Stored dataset items:
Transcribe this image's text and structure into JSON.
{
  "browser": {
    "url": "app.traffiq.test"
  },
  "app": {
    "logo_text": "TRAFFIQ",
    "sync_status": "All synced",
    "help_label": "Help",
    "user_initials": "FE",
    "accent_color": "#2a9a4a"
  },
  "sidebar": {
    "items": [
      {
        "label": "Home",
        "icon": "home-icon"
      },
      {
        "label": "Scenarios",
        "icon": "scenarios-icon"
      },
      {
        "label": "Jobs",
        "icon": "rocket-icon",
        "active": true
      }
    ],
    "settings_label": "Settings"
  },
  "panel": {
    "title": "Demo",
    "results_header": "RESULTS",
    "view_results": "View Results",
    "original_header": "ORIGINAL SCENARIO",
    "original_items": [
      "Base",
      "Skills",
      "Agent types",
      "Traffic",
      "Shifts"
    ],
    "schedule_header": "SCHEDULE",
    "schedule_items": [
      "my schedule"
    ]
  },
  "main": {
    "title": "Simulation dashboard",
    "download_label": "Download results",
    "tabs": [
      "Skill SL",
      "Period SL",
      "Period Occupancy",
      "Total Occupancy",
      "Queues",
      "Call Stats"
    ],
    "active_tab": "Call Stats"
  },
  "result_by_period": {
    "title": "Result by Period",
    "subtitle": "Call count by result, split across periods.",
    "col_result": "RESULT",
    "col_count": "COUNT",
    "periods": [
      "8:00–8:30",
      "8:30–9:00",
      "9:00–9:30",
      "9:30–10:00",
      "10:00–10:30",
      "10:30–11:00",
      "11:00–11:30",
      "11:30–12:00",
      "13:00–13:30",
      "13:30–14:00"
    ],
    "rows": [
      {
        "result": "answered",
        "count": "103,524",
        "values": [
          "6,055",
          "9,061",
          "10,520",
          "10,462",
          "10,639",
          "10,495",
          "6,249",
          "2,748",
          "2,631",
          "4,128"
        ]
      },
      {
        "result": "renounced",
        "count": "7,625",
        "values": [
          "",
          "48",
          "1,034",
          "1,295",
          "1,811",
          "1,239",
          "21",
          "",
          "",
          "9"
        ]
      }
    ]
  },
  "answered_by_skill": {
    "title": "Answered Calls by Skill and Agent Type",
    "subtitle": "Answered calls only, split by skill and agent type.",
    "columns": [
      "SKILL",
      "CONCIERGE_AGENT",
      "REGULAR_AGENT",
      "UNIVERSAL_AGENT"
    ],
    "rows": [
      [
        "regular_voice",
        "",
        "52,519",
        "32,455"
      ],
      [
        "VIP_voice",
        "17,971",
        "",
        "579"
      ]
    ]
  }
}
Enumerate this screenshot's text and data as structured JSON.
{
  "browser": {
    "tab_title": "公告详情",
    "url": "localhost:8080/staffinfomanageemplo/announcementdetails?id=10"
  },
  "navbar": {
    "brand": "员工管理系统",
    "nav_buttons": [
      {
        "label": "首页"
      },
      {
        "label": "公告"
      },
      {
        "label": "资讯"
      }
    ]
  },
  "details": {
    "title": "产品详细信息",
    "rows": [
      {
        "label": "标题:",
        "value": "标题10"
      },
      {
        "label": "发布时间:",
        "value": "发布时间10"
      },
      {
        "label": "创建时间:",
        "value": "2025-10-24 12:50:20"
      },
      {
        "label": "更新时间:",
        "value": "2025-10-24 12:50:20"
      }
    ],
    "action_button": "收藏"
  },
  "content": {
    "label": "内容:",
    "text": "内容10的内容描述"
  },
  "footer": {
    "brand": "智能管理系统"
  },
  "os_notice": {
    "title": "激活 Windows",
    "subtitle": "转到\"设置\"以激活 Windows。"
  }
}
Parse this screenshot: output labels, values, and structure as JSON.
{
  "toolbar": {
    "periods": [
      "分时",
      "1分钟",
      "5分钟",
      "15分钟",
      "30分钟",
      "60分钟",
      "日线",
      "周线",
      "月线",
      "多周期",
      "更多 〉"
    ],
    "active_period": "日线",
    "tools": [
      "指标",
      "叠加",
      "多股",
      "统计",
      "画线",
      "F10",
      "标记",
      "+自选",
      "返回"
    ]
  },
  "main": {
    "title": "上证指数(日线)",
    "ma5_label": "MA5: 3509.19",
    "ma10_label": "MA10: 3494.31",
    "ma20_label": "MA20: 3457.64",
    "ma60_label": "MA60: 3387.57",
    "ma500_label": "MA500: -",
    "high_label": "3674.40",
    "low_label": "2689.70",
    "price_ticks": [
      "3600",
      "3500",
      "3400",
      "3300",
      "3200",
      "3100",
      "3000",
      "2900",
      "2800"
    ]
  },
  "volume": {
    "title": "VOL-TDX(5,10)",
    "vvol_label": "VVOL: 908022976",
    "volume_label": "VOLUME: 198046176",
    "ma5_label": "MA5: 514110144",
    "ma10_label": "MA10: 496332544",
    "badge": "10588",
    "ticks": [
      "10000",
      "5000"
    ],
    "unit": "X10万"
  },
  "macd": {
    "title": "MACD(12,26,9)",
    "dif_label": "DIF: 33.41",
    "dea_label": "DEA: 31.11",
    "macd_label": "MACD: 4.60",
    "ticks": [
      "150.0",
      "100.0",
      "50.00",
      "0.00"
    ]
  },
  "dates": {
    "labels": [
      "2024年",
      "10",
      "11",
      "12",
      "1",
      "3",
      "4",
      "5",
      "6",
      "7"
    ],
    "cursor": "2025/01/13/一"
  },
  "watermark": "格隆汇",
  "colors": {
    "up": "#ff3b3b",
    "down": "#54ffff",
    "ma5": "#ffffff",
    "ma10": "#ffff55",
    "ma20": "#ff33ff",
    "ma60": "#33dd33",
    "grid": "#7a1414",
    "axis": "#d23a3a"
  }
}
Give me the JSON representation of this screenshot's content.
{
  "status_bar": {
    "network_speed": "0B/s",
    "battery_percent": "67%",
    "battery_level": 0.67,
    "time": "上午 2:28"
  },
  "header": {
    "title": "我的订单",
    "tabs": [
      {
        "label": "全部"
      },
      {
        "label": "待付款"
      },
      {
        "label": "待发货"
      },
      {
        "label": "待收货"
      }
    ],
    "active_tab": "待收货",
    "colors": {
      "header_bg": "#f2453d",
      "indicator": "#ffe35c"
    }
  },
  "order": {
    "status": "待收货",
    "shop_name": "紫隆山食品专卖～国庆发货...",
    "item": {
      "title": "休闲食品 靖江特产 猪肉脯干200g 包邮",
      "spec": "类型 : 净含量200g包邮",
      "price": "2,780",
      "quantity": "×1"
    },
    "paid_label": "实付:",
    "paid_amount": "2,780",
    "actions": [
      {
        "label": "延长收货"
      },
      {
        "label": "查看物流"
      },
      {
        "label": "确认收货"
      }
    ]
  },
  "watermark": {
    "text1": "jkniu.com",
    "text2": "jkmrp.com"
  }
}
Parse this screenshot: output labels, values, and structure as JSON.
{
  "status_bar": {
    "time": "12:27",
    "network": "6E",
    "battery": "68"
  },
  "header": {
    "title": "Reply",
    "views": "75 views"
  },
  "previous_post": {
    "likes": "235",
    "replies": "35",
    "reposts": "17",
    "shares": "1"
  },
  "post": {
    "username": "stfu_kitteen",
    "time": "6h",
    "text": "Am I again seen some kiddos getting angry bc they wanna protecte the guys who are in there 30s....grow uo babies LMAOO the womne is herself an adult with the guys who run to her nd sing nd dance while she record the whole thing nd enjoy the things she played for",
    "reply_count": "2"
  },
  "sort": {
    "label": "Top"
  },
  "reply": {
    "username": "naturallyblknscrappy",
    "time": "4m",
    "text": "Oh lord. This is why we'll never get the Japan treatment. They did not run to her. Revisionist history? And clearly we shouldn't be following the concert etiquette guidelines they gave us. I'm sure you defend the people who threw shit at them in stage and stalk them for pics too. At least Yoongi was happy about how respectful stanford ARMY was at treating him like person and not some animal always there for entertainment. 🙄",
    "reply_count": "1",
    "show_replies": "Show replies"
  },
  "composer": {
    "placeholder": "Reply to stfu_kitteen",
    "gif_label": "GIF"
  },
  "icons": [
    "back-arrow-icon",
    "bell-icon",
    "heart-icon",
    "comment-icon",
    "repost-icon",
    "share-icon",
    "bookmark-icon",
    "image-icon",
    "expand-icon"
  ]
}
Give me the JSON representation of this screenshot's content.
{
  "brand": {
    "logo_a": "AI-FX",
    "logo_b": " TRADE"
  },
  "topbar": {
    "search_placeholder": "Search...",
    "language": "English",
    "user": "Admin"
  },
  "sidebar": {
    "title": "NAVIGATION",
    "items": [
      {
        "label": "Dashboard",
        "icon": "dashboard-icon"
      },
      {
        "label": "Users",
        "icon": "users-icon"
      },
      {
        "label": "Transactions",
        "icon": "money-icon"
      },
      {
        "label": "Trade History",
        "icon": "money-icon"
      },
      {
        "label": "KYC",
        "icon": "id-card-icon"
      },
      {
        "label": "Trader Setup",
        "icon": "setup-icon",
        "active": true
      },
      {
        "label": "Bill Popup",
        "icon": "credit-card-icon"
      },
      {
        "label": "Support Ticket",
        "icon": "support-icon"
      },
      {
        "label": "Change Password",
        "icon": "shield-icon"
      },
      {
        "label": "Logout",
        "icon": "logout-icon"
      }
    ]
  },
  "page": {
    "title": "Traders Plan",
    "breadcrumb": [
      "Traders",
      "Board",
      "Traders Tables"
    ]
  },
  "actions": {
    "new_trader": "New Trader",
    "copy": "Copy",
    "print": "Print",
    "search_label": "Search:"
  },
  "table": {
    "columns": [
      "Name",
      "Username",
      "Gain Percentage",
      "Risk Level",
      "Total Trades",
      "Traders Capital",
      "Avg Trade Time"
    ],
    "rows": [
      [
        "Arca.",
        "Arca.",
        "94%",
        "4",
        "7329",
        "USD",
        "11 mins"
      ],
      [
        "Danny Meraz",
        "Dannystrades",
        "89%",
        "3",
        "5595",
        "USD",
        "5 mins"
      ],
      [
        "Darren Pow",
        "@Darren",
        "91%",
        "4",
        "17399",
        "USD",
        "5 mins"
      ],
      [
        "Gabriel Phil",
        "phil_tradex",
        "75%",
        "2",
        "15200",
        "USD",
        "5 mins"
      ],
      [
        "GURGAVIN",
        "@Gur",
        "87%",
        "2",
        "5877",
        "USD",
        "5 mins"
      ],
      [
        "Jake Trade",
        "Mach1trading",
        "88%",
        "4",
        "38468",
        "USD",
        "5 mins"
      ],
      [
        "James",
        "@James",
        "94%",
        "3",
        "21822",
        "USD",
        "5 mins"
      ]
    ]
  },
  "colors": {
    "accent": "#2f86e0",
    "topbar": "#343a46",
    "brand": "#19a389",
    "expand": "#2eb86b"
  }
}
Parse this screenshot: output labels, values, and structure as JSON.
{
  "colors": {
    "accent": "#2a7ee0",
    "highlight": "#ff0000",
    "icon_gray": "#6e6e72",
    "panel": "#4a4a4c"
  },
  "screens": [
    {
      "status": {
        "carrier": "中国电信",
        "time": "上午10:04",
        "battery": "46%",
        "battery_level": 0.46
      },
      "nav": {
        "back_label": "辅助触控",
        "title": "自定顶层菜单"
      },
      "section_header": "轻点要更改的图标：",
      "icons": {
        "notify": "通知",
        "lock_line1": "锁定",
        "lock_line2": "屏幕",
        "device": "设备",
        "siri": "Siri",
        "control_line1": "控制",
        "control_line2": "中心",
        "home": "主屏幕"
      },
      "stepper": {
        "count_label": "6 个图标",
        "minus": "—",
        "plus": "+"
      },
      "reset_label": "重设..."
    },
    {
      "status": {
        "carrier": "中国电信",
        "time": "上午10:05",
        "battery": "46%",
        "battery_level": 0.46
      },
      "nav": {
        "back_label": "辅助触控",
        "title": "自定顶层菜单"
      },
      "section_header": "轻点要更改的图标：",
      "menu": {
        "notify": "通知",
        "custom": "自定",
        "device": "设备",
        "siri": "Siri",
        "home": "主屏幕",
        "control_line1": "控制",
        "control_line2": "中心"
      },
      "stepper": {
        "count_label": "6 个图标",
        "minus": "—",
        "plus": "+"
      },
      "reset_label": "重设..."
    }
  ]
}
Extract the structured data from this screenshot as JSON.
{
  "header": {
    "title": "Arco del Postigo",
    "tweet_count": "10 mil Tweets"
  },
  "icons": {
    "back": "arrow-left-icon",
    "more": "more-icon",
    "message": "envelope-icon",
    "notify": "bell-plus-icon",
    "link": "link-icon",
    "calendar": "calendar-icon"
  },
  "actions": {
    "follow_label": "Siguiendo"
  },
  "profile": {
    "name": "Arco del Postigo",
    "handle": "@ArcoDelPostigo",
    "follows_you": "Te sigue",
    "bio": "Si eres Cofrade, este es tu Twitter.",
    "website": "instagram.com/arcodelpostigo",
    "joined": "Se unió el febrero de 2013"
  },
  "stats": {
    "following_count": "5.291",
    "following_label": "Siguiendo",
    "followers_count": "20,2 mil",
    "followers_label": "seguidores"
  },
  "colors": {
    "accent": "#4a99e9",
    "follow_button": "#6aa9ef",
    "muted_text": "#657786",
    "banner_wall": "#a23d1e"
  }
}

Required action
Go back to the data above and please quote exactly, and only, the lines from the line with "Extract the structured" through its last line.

Your solution
Extract the structured data from this screenshot as JSON.
{
  "header": {
    "title": "Arco del Postigo",
    "tweet_count": "10 mil Tweets"
  },
  "icons": {
    "back": "arrow-left-icon",
    "more": "more-icon",
    "message": "envelope-icon",
    "notify": "bell-plus-icon",
    "link": "link-icon",
    "calendar": "calendar-icon"
  },
  "actions": {
    "follow_label": "Siguiendo"
  },
  "profile": {
    "name": "Arco del Postigo",
    "handle": "@ArcoDelPostigo",
    "follows_you": "Te sigue",
    "bio": "Si eres Cofrade, este es tu Twitter.",
    "website": "instagram.com/arcodelpostigo",
    "joined": "Se unió el febrero de 2013"
  },
  "stats": {
    "following_count": "5.291",
    "following_label": "Siguiendo",
    "followers_count": "20,2 mil",
    "followers_label": "seguidores"
  },
  "colors": {
    "accent": "#4a99e9",
    "follow_button": "#6aa9ef",
    "muted_text": "#657786",
    "banner_wall": "#a23d1e"
  }
}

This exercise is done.